Piping beautiful swirls onto cupcakes is one of those things that people often think is harder than it is. Yes it does take a bit of practice, but it’s really not all that hard! Here are a few of my top tips for how to pipe buttercream and my latest tutorial video, which shows you how to easily pipe 4 different professional looking buttercream cupcake styles with just one piping tip!
- Always make sure you completely cover the cupcake with your frosting as it helps prevent the cupcake from going stale and it looks better if you can’t see bits of the sponge peeping out. If your piping style doesn’t go right to the very edge, flat ice the cupcake first.
- Always try and maintain constant and even pressure on the piping bag as this will ensure your swirls have a nice even thickness and flow to them.
- Always remove any large air bubbles before piping or when the air bubble reaches the tip it will fart all over your cupcake and ruin your nice smooth flow. This is mainly a problem when re-filling the bag and there is a gap between the old buttercream and the new. To remove the bubble, gently manipulate the buttercream in the bag with your fingers until you have pushed the bubble to the side.
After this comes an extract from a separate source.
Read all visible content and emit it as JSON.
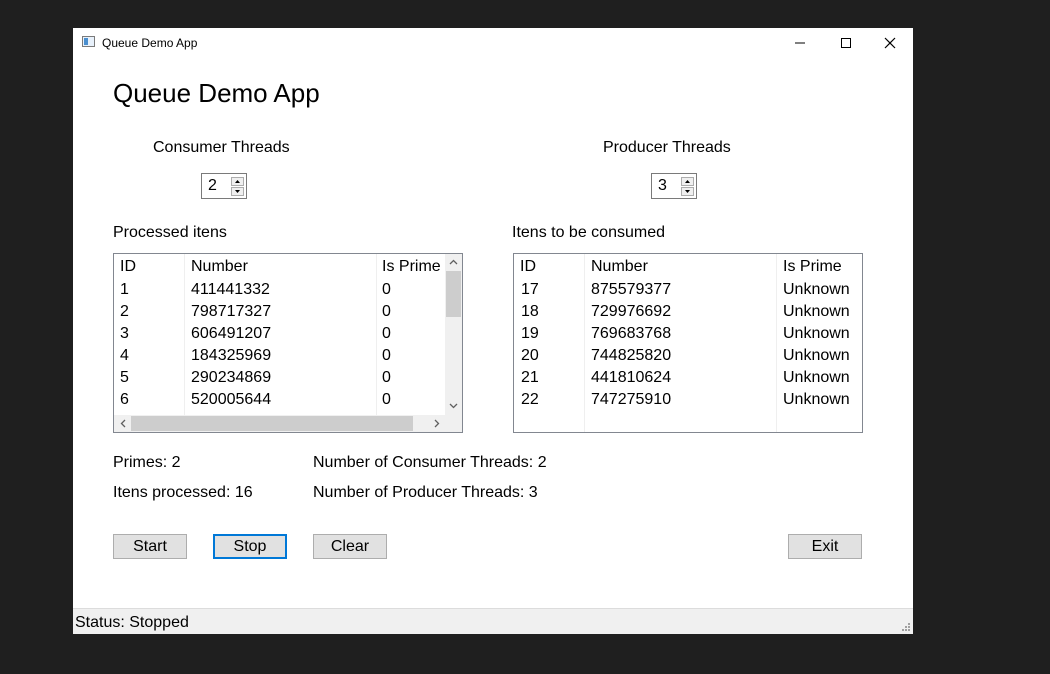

You can then squeeze the buttercream back down towards the tip.
- To make filling your piping bag easier, stand the bag in a pint glass and then roll the top of the bag down over the sides of the glass. This will keep the bag fully open and help prevent air bubbles and a sticky mess.
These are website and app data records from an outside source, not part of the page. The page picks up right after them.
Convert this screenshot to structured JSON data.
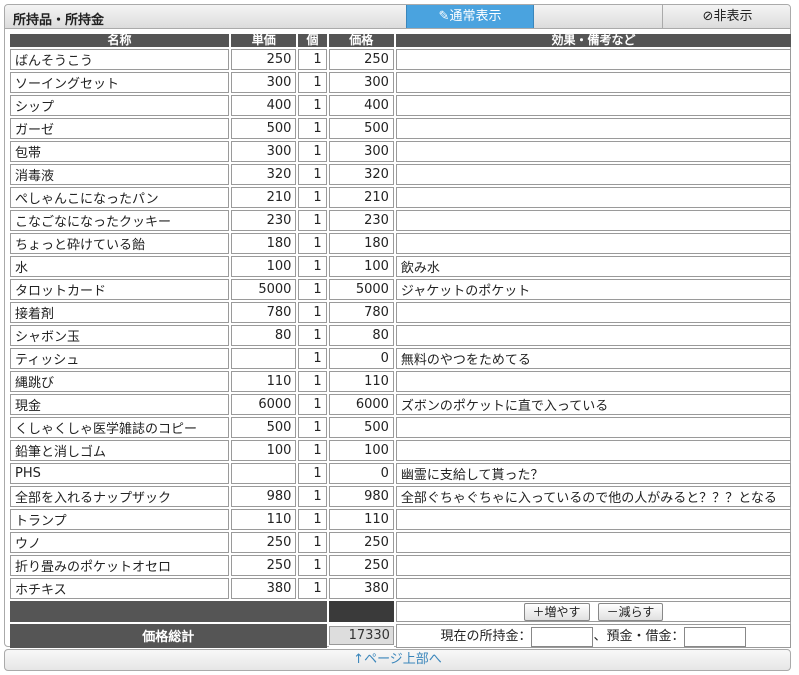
{
  "header": {
    "title": "所持品・所持金",
    "normal_label": "✎通常表示",
    "hide_label": "⊘非表示"
  },
  "table": {
    "columns": [
      "名称",
      "単価",
      "個",
      "価格",
      "効果・備考など"
    ],
    "rows": [
      {
        "name": "ばんそうこう",
        "unit": "250",
        "qty": "1",
        "price": "250",
        "note": ""
      },
      {
        "name": "ソーイングセット",
        "unit": "300",
        "qty": "1",
        "price": "300",
        "note": ""
      },
      {
        "name": "シップ",
        "unit": "400",
        "qty": "1",
        "price": "400",
        "note": ""
      },
      {
        "name": "ガーゼ",
        "unit": "500",
        "qty": "1",
        "price": "500",
        "note": ""
      },
      {
        "name": "包帯",
        "unit": "300",
        "qty": "1",
        "price": "300",
        "note": ""
      },
      {
        "name": "消毒液",
        "unit": "320",
        "qty": "1",
        "price": "320",
        "note": ""
      },
      {
        "name": "ぺしゃんこになったパン",
        "unit": "210",
        "qty": "1",
        "price": "210",
        "note": ""
      },
      {
        "name": "こなごなになったクッキー",
        "unit": "230",
        "qty": "1",
        "price": "230",
        "note": ""
      },
      {
        "name": "ちょっと砕けている飴",
        "unit": "180",
        "qty": "1",
        "price": "180",
        "note": ""
      },
      {
        "name": "水",
        "unit": "100",
        "qty": "1",
        "price": "100",
        "note": "飲み水"
      },
      {
        "name": "タロットカード",
        "unit": "5000",
        "qty": "1",
        "price": "5000",
        "note": "ジャケットのポケット"
      },
      {
        "name": "接着剤",
        "unit": "780",
        "qty": "1",
        "price": "780",
        "note": ""
      },
      {
        "name": "シャボン玉",
        "unit": "80",
        "qty": "1",
        "price": "80",
        "note": ""
      },
      {
        "name": "ティッシュ",
        "unit": "",
        "qty": "1",
        "price": "0",
        "note": "無料のやつをためてる"
      },
      {
        "name": "縄跳び",
        "unit": "110",
        "qty": "1",
        "price": "110",
        "note": ""
      },
      {
        "name": "現金",
        "unit": "6000",
        "qty": "1",
        "price": "6000",
        "note": "ズボンのポケットに直で入っている"
      },
      {
        "name": "くしゃくしゃ医学雑誌のコピー",
        "unit": "500",
        "qty": "1",
        "price": "500",
        "note": ""
      },
      {
        "name": "鉛筆と消しゴム",
        "unit": "100",
        "qty": "1",
        "price": "100",
        "note": ""
      },
      {
        "name": "PHS",
        "unit": "",
        "qty": "1",
        "price": "0",
        "note": "幽霊に支給して貰った？"
      },
      {
        "name": "全部を入れるナップザック",
        "unit": "980",
        "qty": "1",
        "price": "980",
        "note": "全部ぐちゃぐちゃに入っているので他の人がみると？？？となる"
      },
      {
        "name": "トランプ",
        "unit": "110",
        "qty": "1",
        "price": "110",
        "note": ""
      },
      {
        "name": "ウノ",
        "unit": "250",
        "qty": "1",
        "price": "250",
        "note": ""
      },
      {
        "name": "折り畳みのポケットオセロ",
        "unit": "250",
        "qty": "1",
        "price": "250",
        "note": ""
      },
      {
        "name": "ホチキス",
        "unit": "380",
        "qty": "1",
        "price": "380",
        "note": ""
      }
    ]
  },
  "controls": {
    "add_label": "＋増やす",
    "remove_label": "－減らす"
  },
  "summary": {
    "total_label": "価格総計",
    "total_value": "17330",
    "money_label": "現在の所持金：",
    "deposit_label": "、預金・借金："
  },
  "footer": {
    "top_link": "↑ページ上部へ"
  },
  "colors": {
    "accent": "#4aa3df",
    "header_bg": "#555555"
  }
}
- When using tips such as petal tubes, ensure your buttercream is a slightly stiffer consistency than usual so that the petals hold their shape and stay in place better. It is virtually impossible to pipe a rose using a petal tube with light, creamy buttercream.
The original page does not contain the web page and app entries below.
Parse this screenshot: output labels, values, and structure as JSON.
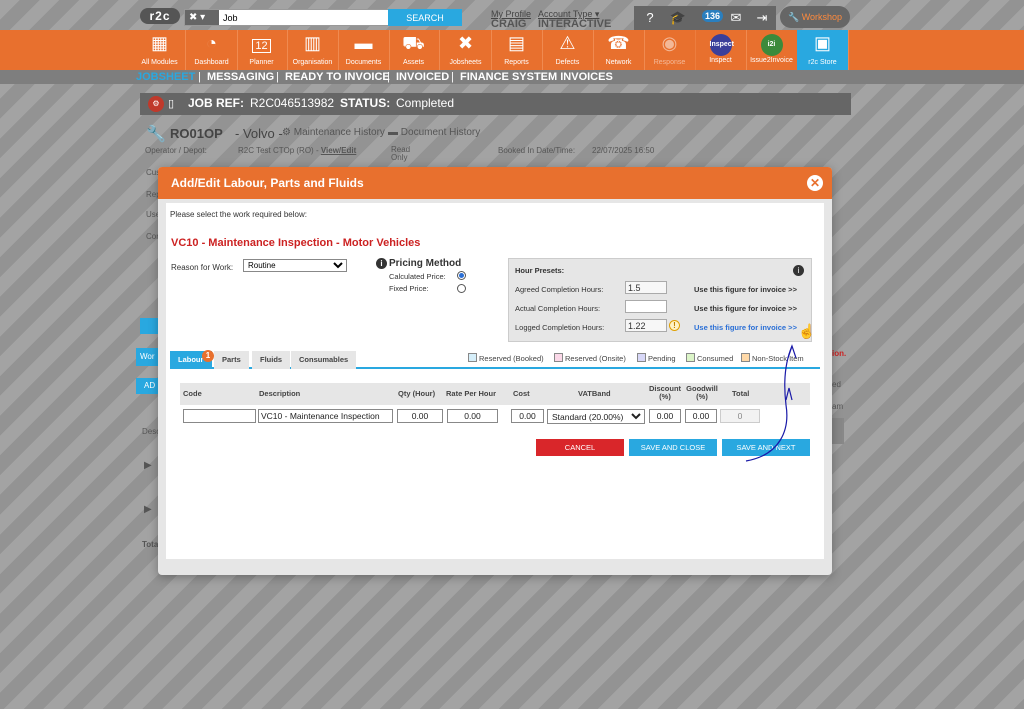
{
  "topbar": {
    "logo": "r2c",
    "search_value": "Job",
    "search_button": "SEARCH",
    "profile_link": "My Profile",
    "profile_name": "CRAIG",
    "account_type_link": "Account Type",
    "account_type_value": "INTERACTIVE",
    "notification_count": "136",
    "workshop_label": "Workshop"
  },
  "modules": [
    {
      "label": "All Modules",
      "icon": "grid-icon"
    },
    {
      "label": "Dashboard",
      "icon": "gauge-icon"
    },
    {
      "label": "Planner",
      "icon": "calendar-icon",
      "day": "12"
    },
    {
      "label": "Organisation",
      "icon": "building-icon"
    },
    {
      "label": "Documents",
      "icon": "folder-icon"
    },
    {
      "label": "Assets",
      "icon": "truck-icon"
    },
    {
      "label": "Jobsheets",
      "icon": "tools-icon"
    },
    {
      "label": "Reports",
      "icon": "clipboard-icon"
    },
    {
      "label": "Defects",
      "icon": "warning-icon"
    },
    {
      "label": "Network",
      "icon": "contacts-icon"
    },
    {
      "label": "Response",
      "icon": "response-icon"
    },
    {
      "label": "Inspect",
      "icon": "inspect-icon",
      "badge": "Inspect"
    },
    {
      "label": "Issue2Invoice",
      "icon": "i2i-icon",
      "badge": "i2i"
    },
    {
      "label": "r2c Store",
      "icon": "store-icon"
    }
  ],
  "subnav": [
    "JOBSHEET",
    "MESSAGING",
    "READY TO INVOICE",
    "INVOICED",
    "FINANCE SYSTEM INVOICES"
  ],
  "job": {
    "ref_label": "JOB REF:",
    "ref_value": "R2C046513982",
    "status_label": "STATUS:",
    "status_value": "Completed",
    "reg": "RO01OP",
    "make": "Volvo",
    "maintenance_history": "Maintenance History",
    "document_history": "Document History",
    "operator_label": "Operator / Depot:",
    "operator_value": "R2C Test CTOp (RO) -",
    "view_edit": "View/Edit",
    "read_only": "Read Only",
    "booked_label": "Booked In Date/Time:",
    "booked_value": "22/07/2025 16:50",
    "stubs": [
      "Cus",
      "Rep",
      "Use",
      "Con",
      "Wor",
      "AD",
      "Desc",
      "Tota",
      "ion.",
      "ed",
      "am"
    ]
  },
  "modal": {
    "title": "Add/Edit Labour, Parts and Fluids",
    "prompt": "Please select the work required below:",
    "work_title": "VC10 - Maintenance Inspection - Motor Vehicles",
    "reason_label": "Reason for Work:",
    "reason_value": "Routine",
    "pricing_title": "Pricing Method",
    "calculated_price": "Calculated Price:",
    "fixed_price": "Fixed Price:",
    "presets": {
      "title": "Hour Presets:",
      "agreed_label": "Agreed Completion Hours:",
      "agreed_value": "1.5",
      "actual_label": "Actual Completion Hours:",
      "actual_value": "",
      "logged_label": "Logged Completion Hours:",
      "logged_value": "1.22",
      "use_figure": "Use this figure for invoice >>"
    },
    "tabs": [
      "Labour",
      "Parts",
      "Fluids",
      "Consumables"
    ],
    "labour_badge": "1",
    "legend": [
      "Reserved (Booked)",
      "Reserved (Onsite)",
      "Pending",
      "Consumed",
      "Non-Stock Item"
    ],
    "legend_colors": [
      "#d6effa",
      "#fbd8e8",
      "#d8d8f8",
      "#dcf5c8",
      "#ffd9a8"
    ],
    "columns": {
      "code": "Code",
      "description": "Description",
      "qty": "Qty (Hour)",
      "rate": "Rate Per Hour",
      "cost": "Cost",
      "vatband": "VATBand",
      "discount": "Discount (%)",
      "goodwill": "Goodwill (%)",
      "total": "Total"
    },
    "row": {
      "code": "",
      "description": "VC10 - Maintenance Inspection",
      "qty": "0.00",
      "rate": "0.00",
      "cost": "0.00",
      "vatband": "Standard (20.00%)",
      "discount": "0.00",
      "goodwill": "0.00",
      "total": "0"
    },
    "buttons": {
      "cancel": "CANCEL",
      "save_close": "SAVE AND CLOSE",
      "save_next": "SAVE AND NEXT"
    }
  },
  "colors": {
    "brand_orange": "#e8702e",
    "accent_blue": "#29a8e0",
    "title_red": "#cc2222",
    "cancel_red": "#d9262a"
  }
}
- You might be tempted to make your swirls huge so they look impressive, but remember that someone has to eat it and buttercream can be quite sickly if you have too much.
- Don’t be afraid to experiment with different tips and come up with your own styles. Use leftover buttercream to practice your piping on the bottom of a glass.